→ Brief
Copy every line of the records below that holds the word "древние".

• • • •

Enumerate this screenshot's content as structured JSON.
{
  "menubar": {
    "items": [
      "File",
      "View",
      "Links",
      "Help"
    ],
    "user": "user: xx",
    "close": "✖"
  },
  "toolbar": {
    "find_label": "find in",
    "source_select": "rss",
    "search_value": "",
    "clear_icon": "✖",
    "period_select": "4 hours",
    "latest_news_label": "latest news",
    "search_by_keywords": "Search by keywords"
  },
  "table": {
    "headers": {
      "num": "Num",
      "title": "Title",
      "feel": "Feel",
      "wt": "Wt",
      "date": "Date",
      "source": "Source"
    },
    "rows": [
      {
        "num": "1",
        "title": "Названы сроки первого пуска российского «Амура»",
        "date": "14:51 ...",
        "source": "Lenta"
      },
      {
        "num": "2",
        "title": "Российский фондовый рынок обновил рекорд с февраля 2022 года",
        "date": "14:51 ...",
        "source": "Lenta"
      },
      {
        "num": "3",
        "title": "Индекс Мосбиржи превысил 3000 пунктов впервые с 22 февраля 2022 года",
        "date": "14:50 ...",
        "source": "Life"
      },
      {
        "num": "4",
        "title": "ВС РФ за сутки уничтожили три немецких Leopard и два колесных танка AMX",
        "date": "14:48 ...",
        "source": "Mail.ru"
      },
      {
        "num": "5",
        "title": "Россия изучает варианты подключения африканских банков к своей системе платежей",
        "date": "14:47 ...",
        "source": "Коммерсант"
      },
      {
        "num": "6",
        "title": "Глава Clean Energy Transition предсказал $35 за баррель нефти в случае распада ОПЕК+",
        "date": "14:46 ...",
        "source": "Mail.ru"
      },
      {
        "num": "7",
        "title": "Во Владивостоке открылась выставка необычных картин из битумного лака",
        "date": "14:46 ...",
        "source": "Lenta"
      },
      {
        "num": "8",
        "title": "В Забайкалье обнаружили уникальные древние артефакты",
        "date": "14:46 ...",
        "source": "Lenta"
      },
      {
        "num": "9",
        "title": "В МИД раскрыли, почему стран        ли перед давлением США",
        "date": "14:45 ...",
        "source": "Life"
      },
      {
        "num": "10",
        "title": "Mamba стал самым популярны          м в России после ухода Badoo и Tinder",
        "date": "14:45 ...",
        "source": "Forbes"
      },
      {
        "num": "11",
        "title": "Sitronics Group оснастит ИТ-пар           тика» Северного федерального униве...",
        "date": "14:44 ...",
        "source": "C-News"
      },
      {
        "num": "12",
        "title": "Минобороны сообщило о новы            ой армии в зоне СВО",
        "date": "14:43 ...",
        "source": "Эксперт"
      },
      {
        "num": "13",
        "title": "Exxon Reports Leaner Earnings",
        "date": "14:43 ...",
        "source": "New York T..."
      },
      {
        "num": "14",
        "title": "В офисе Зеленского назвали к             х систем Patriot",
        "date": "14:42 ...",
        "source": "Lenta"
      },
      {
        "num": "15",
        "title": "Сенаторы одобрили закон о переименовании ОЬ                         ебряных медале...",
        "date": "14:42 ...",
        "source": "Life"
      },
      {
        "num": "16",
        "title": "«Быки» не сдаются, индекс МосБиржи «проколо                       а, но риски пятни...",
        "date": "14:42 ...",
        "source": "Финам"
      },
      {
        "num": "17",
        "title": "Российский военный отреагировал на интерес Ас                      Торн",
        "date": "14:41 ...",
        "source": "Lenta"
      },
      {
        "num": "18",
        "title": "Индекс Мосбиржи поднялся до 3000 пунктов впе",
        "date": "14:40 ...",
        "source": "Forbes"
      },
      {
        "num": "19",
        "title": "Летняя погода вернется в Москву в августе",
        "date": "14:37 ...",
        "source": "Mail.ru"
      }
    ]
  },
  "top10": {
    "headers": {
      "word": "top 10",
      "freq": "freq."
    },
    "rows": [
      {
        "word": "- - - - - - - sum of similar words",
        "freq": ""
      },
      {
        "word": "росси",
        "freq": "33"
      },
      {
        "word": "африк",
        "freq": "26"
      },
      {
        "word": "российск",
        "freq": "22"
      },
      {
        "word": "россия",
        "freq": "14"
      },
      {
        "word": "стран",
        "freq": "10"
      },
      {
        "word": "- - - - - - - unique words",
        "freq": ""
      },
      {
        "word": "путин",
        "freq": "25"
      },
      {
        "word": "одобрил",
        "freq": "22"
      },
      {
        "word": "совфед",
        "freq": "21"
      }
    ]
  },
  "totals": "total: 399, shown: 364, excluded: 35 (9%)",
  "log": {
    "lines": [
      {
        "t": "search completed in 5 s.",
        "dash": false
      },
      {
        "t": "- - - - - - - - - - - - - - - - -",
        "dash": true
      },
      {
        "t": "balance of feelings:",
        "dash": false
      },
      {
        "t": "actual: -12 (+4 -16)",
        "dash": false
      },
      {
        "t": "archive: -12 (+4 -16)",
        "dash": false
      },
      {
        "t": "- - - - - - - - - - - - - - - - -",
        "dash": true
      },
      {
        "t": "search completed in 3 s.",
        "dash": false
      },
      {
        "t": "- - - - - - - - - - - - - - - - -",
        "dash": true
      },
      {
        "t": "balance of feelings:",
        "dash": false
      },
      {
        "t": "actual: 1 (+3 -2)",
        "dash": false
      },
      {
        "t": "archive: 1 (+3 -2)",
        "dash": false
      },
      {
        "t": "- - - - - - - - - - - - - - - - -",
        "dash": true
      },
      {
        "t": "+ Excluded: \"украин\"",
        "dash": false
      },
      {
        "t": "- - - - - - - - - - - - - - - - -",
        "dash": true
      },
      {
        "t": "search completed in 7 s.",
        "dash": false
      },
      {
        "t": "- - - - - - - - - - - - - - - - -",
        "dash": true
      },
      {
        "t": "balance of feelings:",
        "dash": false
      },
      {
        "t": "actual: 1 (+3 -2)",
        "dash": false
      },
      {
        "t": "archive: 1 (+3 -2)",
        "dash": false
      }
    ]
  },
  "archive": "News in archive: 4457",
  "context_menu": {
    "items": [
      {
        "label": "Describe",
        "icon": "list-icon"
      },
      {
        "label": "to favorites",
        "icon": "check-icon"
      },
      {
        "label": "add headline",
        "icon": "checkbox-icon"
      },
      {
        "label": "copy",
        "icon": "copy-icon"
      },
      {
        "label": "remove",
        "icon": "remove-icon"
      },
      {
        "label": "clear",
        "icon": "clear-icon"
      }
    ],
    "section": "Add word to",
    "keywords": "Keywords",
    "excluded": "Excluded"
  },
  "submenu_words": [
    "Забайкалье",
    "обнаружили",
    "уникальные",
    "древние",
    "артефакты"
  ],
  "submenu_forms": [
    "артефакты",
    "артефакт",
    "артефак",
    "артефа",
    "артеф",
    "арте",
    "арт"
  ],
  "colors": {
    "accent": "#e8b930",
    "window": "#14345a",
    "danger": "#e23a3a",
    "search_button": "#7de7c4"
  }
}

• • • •

→ Response
        "title": "В Забайкалье обнаружили уникальные древние артефакты",
    "древние",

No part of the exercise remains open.